Verizon's transparency report shows more than 320,000 US data slurping orders
Life in the Land of the Free
Verizon has published its first transparency report detailing how often governments come calling for customer records and conversations – and the results show the amount of stuff Google, Microsoft and others hand over is just a drop in the ocean by comparison.
"Our report reflects the fact that telecom providers receive more government demands than companies in perhaps any other industry," said the company in a blog post.
"Information about individuals’ use of their communications equipment has become a uniquely important tool for law enforcement to protect citizens and bring wrongdoers to justice. As such, it should come as no surprise that the number of government demands directed to the major telecom providers is much greater than the number of demands directed to companies that do not offer the same communications services."
Last year the network operator received 321,545 requests for customer data from US law enforcement, including 6,312 tap-and-trace demands and 1,496 orders to wiretap subscribers' calls. In addition, the company was subject to between 1,000 and 2,000 national security letters – a presidentially issued order to hand over data, the details of which cannot be revealed.
By contrast, the total number of data investigation orders about Verizon's non-US customers came to 5,392. Germany was the top snooping nation, with 2,996 orders, followed by France, Belgium, and the Netherlands. The UK asked only 386 times.
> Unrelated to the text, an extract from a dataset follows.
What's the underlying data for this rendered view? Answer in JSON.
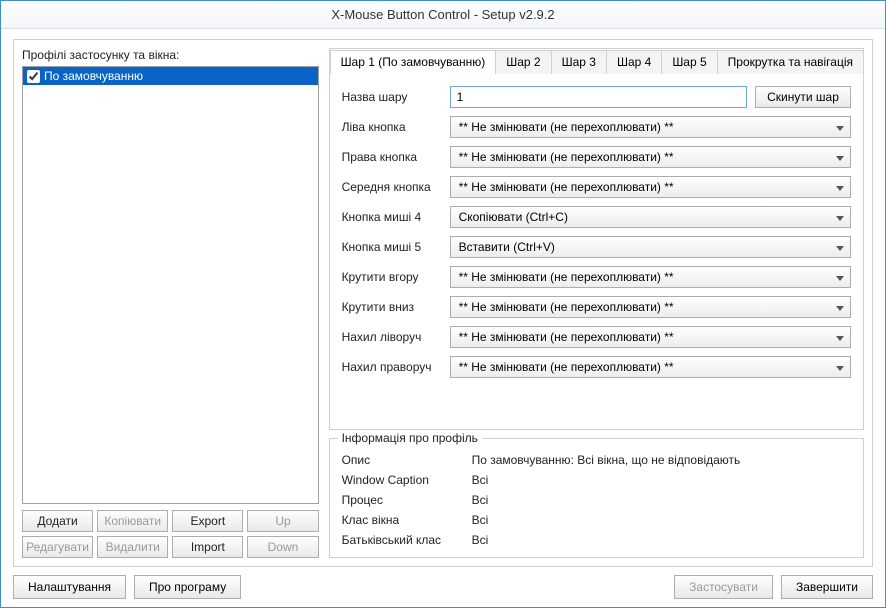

Bear in mind that the figures Verizon is disclosing just reveal the number of information requests, not the number of subscribers under surveillance. Based on the files provided by ex-NSA whistleblower Edward Snowden in his first leak, just one order covers the collection of metadata for all US customers, a "request" that is still in force today. But the company said that requests for the content of calls are somewhat limited.
"The vast majority of the demands we receive are not for user content; in fact, demands for any user content – such as stored content (like text messages or emails) and content in real-time (wiretaps) – accounted for only about five percent of the total demands we received in 2013," it said.
That said, Verizon reported there were other data requests that it was not allowed to reveal, but it promised that it was working with the US government to try and add more transparency for future reports.
On Friday, President Obama said he will ease restrictions on the amount of information companies can share about what data is being slurped by the NSA and others. Verizon said that this report had benefited from the loosened restrictions but that it hoped to share more data in the future. ®